▸ Task to carry out:
Please write out every record below exactly as it stands.

▸ Data excerpts:
================

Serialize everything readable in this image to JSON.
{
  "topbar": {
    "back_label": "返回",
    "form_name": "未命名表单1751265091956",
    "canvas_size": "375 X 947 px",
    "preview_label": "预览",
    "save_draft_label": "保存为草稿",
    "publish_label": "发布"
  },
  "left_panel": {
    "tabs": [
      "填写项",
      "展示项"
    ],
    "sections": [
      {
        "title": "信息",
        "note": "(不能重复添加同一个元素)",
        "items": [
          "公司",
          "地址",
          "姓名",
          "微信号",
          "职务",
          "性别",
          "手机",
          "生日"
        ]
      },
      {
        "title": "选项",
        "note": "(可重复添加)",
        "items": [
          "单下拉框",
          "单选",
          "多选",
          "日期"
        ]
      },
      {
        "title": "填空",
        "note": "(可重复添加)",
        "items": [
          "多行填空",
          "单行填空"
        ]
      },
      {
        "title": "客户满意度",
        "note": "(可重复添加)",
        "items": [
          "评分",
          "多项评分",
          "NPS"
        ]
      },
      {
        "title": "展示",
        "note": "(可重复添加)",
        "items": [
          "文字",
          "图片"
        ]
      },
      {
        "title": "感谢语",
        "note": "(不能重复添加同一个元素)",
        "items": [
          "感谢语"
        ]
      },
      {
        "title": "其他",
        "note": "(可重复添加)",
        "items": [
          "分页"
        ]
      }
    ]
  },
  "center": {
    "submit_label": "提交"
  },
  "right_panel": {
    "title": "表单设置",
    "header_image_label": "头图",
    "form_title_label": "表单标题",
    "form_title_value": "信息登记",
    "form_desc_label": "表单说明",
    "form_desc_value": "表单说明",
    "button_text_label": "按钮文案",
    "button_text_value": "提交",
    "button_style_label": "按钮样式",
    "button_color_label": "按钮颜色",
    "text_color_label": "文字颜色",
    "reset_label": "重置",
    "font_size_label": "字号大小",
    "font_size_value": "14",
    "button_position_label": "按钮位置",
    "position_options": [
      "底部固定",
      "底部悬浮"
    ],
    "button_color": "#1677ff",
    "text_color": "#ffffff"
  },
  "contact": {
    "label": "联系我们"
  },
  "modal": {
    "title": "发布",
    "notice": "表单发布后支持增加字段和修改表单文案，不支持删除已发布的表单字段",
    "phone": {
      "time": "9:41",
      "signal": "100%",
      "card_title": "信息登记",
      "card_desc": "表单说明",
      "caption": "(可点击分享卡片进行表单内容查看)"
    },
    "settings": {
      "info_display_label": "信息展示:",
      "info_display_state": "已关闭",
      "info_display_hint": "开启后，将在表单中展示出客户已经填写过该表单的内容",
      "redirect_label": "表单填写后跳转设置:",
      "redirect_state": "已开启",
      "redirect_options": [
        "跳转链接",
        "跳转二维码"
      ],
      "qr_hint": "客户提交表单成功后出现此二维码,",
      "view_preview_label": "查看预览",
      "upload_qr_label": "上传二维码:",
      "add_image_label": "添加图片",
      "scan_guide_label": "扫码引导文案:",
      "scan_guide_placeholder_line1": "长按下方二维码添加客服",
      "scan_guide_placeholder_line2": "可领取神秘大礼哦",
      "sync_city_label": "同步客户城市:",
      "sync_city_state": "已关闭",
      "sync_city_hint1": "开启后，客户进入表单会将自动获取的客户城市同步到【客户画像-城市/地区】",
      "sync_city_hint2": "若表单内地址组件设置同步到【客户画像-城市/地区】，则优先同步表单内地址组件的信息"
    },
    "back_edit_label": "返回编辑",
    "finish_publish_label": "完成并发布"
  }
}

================

▸ Problem solution:
Serialize everything readable in this image to JSON.
{
  "topbar": {
    "back_label": "返回",
    "form_name": "未命名表单1751265091956",
    "canvas_size": "375 X 947 px",
    "preview_label": "预览",
    "save_draft_label": "保存为草稿",
    "publish_label": "发布"
  },
  "left_panel": {
    "tabs": [
      "填写项",
      "展示项"
    ],
    "sections": [
      {
        "title": "信息",
        "note": "(不能重复添加同一个元素)",
        "items": [
          "公司",
          "地址",
          "姓名",
          "微信号",
          "职务",
          "性别",
          "手机",
          "生日"
        ]
      },
      {
        "title": "选项",
        "note": "(可重复添加)",
        "items": [
          "单下拉框",
          "单选",
          "多选",
          "日期"
        ]
      },
      {
        "title": "填空",
        "note": "(可重复添加)",
        "items": [
          "多行填空",
          "单行填空"
        ]
      },
      {
        "title": "客户满意度",
        "note": "(可重复添加)",
        "items": [
          "评分",
          "多项评分",
          "NPS"
        ]
      },
      {
        "title": "展示",
        "note": "(可重复添加)",
        "items": [
          "文字",
          "图片"
        ]
      },
      {
        "title": "感谢语",
        "note": "(不能重复添加同一个元素)",
        "items": [
          "感谢语"
        ]
      },
      {
        "title": "其他",
        "note": "(可重复添加)",
        "items": [
          "分页"
        ]
      }
    ]
  },
  "center": {
    "submit_label": "提交"
  },
  "right_panel": {
    "title": "表单设置",
    "header_image_label": "头图",
    "form_title_label": "表单标题",
    "form_title_value": "信息登记",
    "form_desc_label": "表单说明",
    "form_desc_value": "表单说明",
    "button_text_label": "按钮文案",
    "button_text_value": "提交",
    "button_style_label": "按钮样式",
    "button_color_label": "按钮颜色",
    "text_color_label": "文字颜色",
    "reset_label": "重置",
    "font_size_label": "字号大小",
    "font_size_value": "14",
    "button_position_label": "按钮位置",
    "position_options": [
      "底部固定",
      "底部悬浮"
    ],
    "button_color": "#1677ff",
    "text_color": "#ffffff"
  },
  "contact": {
    "label": "联系我们"
  },
  "modal": {
    "title": "发布",
    "notice": "表单发布后支持增加字段和修改表单文案，不支持删除已发布的表单字段",
    "phone": {
      "time": "9:41",
      "signal": "100%",
      "card_title": "信息登记",
      "card_desc": "表单说明",
      "caption": "(可点击分享卡片进行表单内容查看)"
    },
    "settings": {
      "info_display_label": "信息展示:",
      "info_display_state": "已关闭",
      "info_display_hint": "开启后，将在表单中展示出客户已经填写过该表单的内容",
      "redirect_label": "表单填写后跳转设置:",
      "redirect_state": "已开启",
      "redirect_options": [
        "跳转链接",
        "跳转二维码"
      ],
      "qr_hint": "客户提交表单成功后出现此二维码,",
      "view_preview_label": "查看预览",
      "upload_qr_label": "上传二维码:",
      "add_image_label": "添加图片",
      "scan_guide_label": "扫码引导文案:",
      "scan_guide_placeholder_line1": "长按下方二维码添加客服",
      "scan_guide_placeholder_line2": "可领取神秘大礼哦",
      "sync_city_label": "同步客户城市:",
      "sync_city_state": "已关闭",
      "sync_city_hint1": "开启后，客户进入表单会将自动获取的客户城市同步到【客户画像-城市/地区】",
      "sync_city_hint2": "若表单内地址组件设置同步到【客户画像-城市/地区】，则优先同步表单内地址组件的信息"
    },
    "back_edit_label": "返回编辑",
    "finish_publish_label": "完成并发布"
  }
}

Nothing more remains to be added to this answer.